● Task details
Copy all of the entries that follow, exactly.
Data extract START
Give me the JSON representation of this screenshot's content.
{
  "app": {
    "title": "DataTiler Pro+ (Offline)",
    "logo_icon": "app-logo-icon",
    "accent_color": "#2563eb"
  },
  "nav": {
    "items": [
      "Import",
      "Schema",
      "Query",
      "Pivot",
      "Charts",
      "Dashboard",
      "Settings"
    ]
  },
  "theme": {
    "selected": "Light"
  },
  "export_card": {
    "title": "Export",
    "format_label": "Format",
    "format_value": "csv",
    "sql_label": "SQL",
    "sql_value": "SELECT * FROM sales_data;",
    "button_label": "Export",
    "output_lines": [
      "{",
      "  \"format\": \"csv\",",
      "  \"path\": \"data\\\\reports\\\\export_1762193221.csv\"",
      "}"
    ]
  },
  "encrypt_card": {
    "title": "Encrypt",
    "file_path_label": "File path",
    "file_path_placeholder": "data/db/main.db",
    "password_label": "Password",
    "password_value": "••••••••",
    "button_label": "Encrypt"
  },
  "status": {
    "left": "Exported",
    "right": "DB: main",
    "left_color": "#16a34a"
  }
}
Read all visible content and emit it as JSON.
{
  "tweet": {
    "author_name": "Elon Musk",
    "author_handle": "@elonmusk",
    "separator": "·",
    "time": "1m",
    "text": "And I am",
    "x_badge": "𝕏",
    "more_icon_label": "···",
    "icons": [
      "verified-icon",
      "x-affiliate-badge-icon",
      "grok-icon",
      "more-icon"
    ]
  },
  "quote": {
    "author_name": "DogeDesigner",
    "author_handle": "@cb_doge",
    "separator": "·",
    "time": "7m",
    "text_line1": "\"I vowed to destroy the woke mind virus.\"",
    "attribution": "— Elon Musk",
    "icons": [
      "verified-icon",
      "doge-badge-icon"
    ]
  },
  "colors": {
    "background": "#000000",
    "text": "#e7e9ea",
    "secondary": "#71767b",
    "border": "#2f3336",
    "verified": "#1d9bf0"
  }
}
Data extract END
● Answer space
Give me the JSON representation of this screenshot's content.
{
  "app": {
    "title": "DataTiler Pro+ (Offline)",
    "logo_icon": "app-logo-icon",
    "accent_color": "#2563eb"
  },
  "nav": {
    "items": [
      "Import",
      "Schema",
      "Query",
      "Pivot",
      "Charts",
      "Dashboard",
      "Settings"
    ]
  },
  "theme": {
    "selected": "Light"
  },
  "export_card": {
    "title": "Export",
    "format_label": "Format",
    "format_value": "csv",
    "sql_label": "SQL",
    "sql_value": "SELECT * FROM sales_data;",
    "button_label": "Export",
    "output_lines": [
      "{",
      "  \"format\": \"csv\",",
      "  \"path\": \"data\\\\reports\\\\export_1762193221.csv\"",
      "}"
    ]
  },
  "encrypt_card": {
    "title": "Encrypt",
    "file_path_label": "File path",
    "file_path_placeholder": "data/db/main.db",
    "password_label": "Password",
    "password_value": "••••••••",
    "button_label": "Encrypt"
  },
  "status": {
    "left": "Exported",
    "right": "DB: main",
    "left_color": "#16a34a"
  }
}
Read all visible content and emit it as JSON.
{
  "tweet": {
    "author_name": "Elon Musk",
    "author_handle": "@elonmusk",
    "separator": "·",
    "time": "1m",
    "text": "And I am",
    "x_badge": "𝕏",
    "more_icon_label": "···",
    "icons": [
      "verified-icon",
      "x-affiliate-badge-icon",
      "grok-icon",
      "more-icon"
    ]
  },
  "quote": {
    "author_name": "DogeDesigner",
    "author_handle": "@cb_doge",
    "separator": "·",
    "time": "7m",
    "text_line1": "\"I vowed to destroy the woke mind virus.\"",
    "attribution": "— Elon Musk",
    "icons": [
      "verified-icon",
      "doge-badge-icon"
    ]
  },
  "colors": {
    "background": "#000000",
    "text": "#e7e9ea",
    "secondary": "#71767b",
    "border": "#2f3336",
    "verified": "#1d9bf0"
  }
}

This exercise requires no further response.